==== Working data

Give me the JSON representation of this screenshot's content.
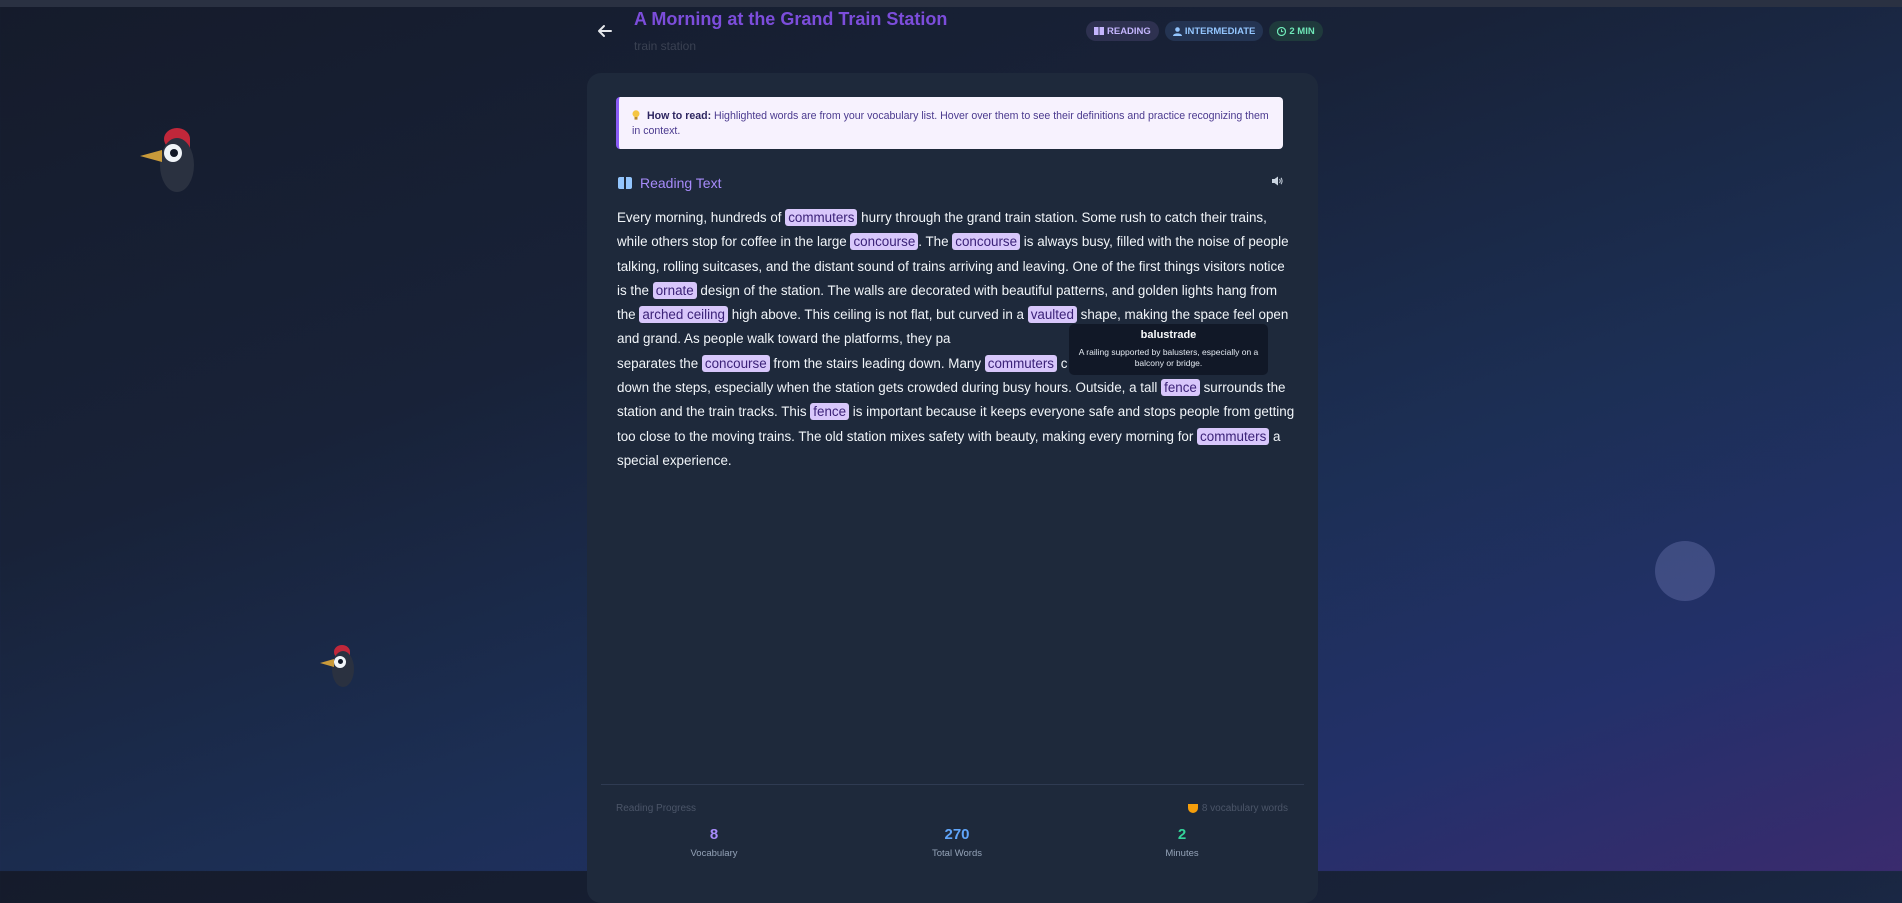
{
  "header": {
    "title": "A Morning at the Grand Train Station",
    "subtitle": "train station",
    "badges": {
      "reading": "READING",
      "level": "INTERMEDIATE",
      "time": "2 MIN"
    }
  },
  "howto": {
    "label": "How to read:",
    "text": " Highlighted words are from your vocabulary list. Hover over them to see their definitions and practice recognizing them in context."
  },
  "section": {
    "title": "Reading Text"
  },
  "passage": {
    "t0": "Every morning, hundreds of ",
    "v0": "commuters",
    "t1": " hurry through the grand train station. Some rush to catch their trains, while others stop for coffee in the large ",
    "v1": "concourse",
    "t2": ". The ",
    "v2": "concourse",
    "t3": " is always busy, filled with the noise of people talking, rolling suitcases, and the distant sound of trains arriving and leaving. One of the first things visitors notice is the ",
    "v3": "ornate",
    "t4": " design of the station. The walls are decorated with beautiful patterns, and golden lights hang from the ",
    "v4": "arched ceiling",
    "t5": " high above. This ceiling is not flat, but curved in a ",
    "v5": "vaulted",
    "t6": " shape, making the space feel open and grand. As people walk toward the platforms, they pa",
    "t6b": "separates the ",
    "v6": "concourse",
    "t7": " from the stairs leading down. Many ",
    "v7": "commuters",
    "t8": " c",
    "t8b": "down the steps, especially when the station gets crowded during busy hours. Outside, a tall ",
    "v8": "fence",
    "t9": " surrounds the station and the train tracks. This ",
    "v9": "fence",
    "t10": " is important because it keeps everyone safe and stops people from getting too close to the moving trains. The old station mixes safety with beauty, making every morning for ",
    "v10": "commuters",
    "t11": " a special experience."
  },
  "tooltip": {
    "word": "balustrade",
    "definition": "A railing supported by balusters, especially on a balcony or bridge."
  },
  "progress": {
    "label": "Reading Progress",
    "summary": "8 vocabulary words",
    "stats": [
      {
        "value": "8",
        "label": "Vocabulary",
        "color": "#a78bfa"
      },
      {
        "value": "270",
        "label": "Total Words",
        "color": "#60a5fa"
      },
      {
        "value": "2",
        "label": "Minutes",
        "color": "#34d399"
      }
    ]
  },
  "icons": {
    "back": "arrow-left-icon",
    "reading": "book-open-icon",
    "level": "user-icon",
    "time": "clock-icon",
    "tip": "lightbulb-icon",
    "section": "book-icon",
    "audio": "speaker-icon",
    "summary": "trophy-icon"
  },
  "colors": {
    "accent": "#7c4ddb",
    "highlight_bg": "#d8c7fb",
    "highlight_text": "#3b2278",
    "card_bg": "#1e293b"
  }
}
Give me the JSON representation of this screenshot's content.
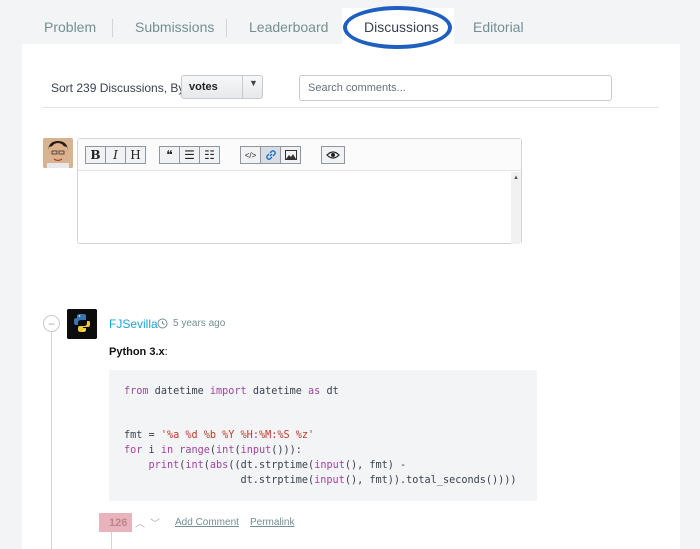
{
  "tabs": [
    {
      "label": "Problem"
    },
    {
      "label": "Submissions"
    },
    {
      "label": "Leaderboard"
    },
    {
      "label": "Discussions",
      "active": true
    },
    {
      "label": "Editorial"
    }
  ],
  "sort": {
    "label": "Sort 239 Discussions, By:",
    "selected": "votes"
  },
  "search": {
    "placeholder": "Search comments..."
  },
  "editor": {
    "toolbar": {
      "bold": "B",
      "italic": "I",
      "heading": "H",
      "quote": "❝",
      "bullet_list": "☰",
      "numbered_list": "☷",
      "code": "</>",
      "link": "🔗",
      "image": "▣",
      "preview": "◉"
    }
  },
  "comment": {
    "username": "FJSevilla",
    "time": "5 years ago",
    "language": "Python 3.x",
    "code_lines": [
      "from datetime import datetime as dt",
      "",
      "",
      "fmt = '%a %d %b %Y %H:%M:%S %z'",
      "for i in range(int(input())):",
      "    print(int(abs((dt.strptime(input(), fmt) -",
      "                   dt.strptime(input(), fmt)).total_seconds())))"
    ],
    "votes": "126",
    "add_comment": "Add Comment",
    "permalink": "Permalink"
  },
  "colors": {
    "accent_link": "#1ba3dd",
    "highlight_circle": "#1f5fbf",
    "votes_badge": "#e8b3bd"
  }
}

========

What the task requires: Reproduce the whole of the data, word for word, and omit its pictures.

Result of the task:
Give me the JSON representation of this screenshot's content.
{
  "header": {
    "title": "A Morning at the Grand Train Station",
    "subtitle": "train station",
    "badges": {
      "reading": "READING",
      "level": "INTERMEDIATE",
      "time": "2 MIN"
    }
  },
  "howto": {
    "label": "How to read:",
    "text": " Highlighted words are from your vocabulary list. Hover over them to see their definitions and practice recognizing them in context."
  },
  "section": {
    "title": "Reading Text"
  },
  "passage": {
    "t0": "Every morning, hundreds of ",
    "v0": "commuters",
    "t1": " hurry through the grand train station. Some rush to catch their trains, while others stop for coffee in the large ",
    "v1": "concourse",
    "t2": ". The ",
    "v2": "concourse",
    "t3": " is always busy, filled with the noise of people talking, rolling suitcases, and the distant sound of trains arriving and leaving. One of the first things visitors notice is the ",
    "v3": "ornate",
    "t4": " design of the station. The walls are decorated with beautiful patterns, and golden lights hang from the ",
    "v4": "arched ceiling",
    "t5": " high above. This ceiling is not flat, but curved in a ",
    "v5": "vaulted",
    "t6": " shape, making the space feel open and grand. As people walk toward the platforms, they pa",
    "t6b": "separates the ",
    "v6": "concourse",
    "t7": " from the stairs leading down. Many ",
    "v7": "commuters",
    "t8": " c",
    "t8b": "down the steps, especially when the station gets crowded during busy hours. Outside, a tall ",
    "v8": "fence",
    "t9": " surrounds the station and the train tracks. This ",
    "v9": "fence",
    "t10": " is important because it keeps everyone safe and stops people from getting too close to the moving trains. The old station mixes safety with beauty, making every morning for ",
    "v10": "commuters",
    "t11": " a special experience."
  },
  "tooltip": {
    "word": "balustrade",
    "definition": "A railing supported by balusters, especially on a balcony or bridge."
  },
  "progress": {
    "label": "Reading Progress",
    "summary": "8 vocabulary words",
    "stats": [
      {
        "value": "8",
        "label": "Vocabulary",
        "color": "#a78bfa"
      },
      {
        "value": "270",
        "label": "Total Words",
        "color": "#60a5fa"
      },
      {
        "value": "2",
        "label": "Minutes",
        "color": "#34d399"
      }
    ]
  },
  "icons": {
    "back": "arrow-left-icon",
    "reading": "book-open-icon",
    "level": "user-icon",
    "time": "clock-icon",
    "tip": "lightbulb-icon",
    "section": "book-icon",
    "audio": "speaker-icon",
    "summary": "trophy-icon"
  },
  "colors": {
    "accent": "#7c4ddb",
    "highlight_bg": "#d8c7fb",
    "highlight_text": "#3b2278",
    "card_bg": "#1e293b"
  }
}
Give me the JSON representation of this screenshot's content.
{
  "tabs": [
    {
      "label": "Problem"
    },
    {
      "label": "Submissions"
    },
    {
      "label": "Leaderboard"
    },
    {
      "label": "Discussions",
      "active": true
    },
    {
      "label": "Editorial"
    }
  ],
  "sort": {
    "label": "Sort 239 Discussions, By:",
    "selected": "votes"
  },
  "search": {
    "placeholder": "Search comments..."
  },
  "editor": {
    "toolbar": {
      "bold": "B",
      "italic": "I",
      "heading": "H",
      "quote": "❝",
      "bullet_list": "☰",
      "numbered_list": "☷",
      "code": "</>",
      "link": "🔗",
      "image": "▣",
      "preview": "◉"
    }
  },
  "comment": {
    "username": "FJSevilla",
    "time": "5 years ago",
    "language": "Python 3.x",
    "code_lines": [
      "from datetime import datetime as dt",
      "",
      "",
      "fmt = '%a %d %b %Y %H:%M:%S %z'",
      "for i in range(int(input())):",
      "    print(int(abs((dt.strptime(input(), fmt) -",
      "                   dt.strptime(input(), fmt)).total_seconds())))"
    ],
    "votes": "126",
    "add_comment": "Add Comment",
    "permalink": "Permalink"
  },
  "colors": {
    "accent_link": "#1ba3dd",
    "highlight_circle": "#1f5fbf",
    "votes_badge": "#e8b3bd"
  }
}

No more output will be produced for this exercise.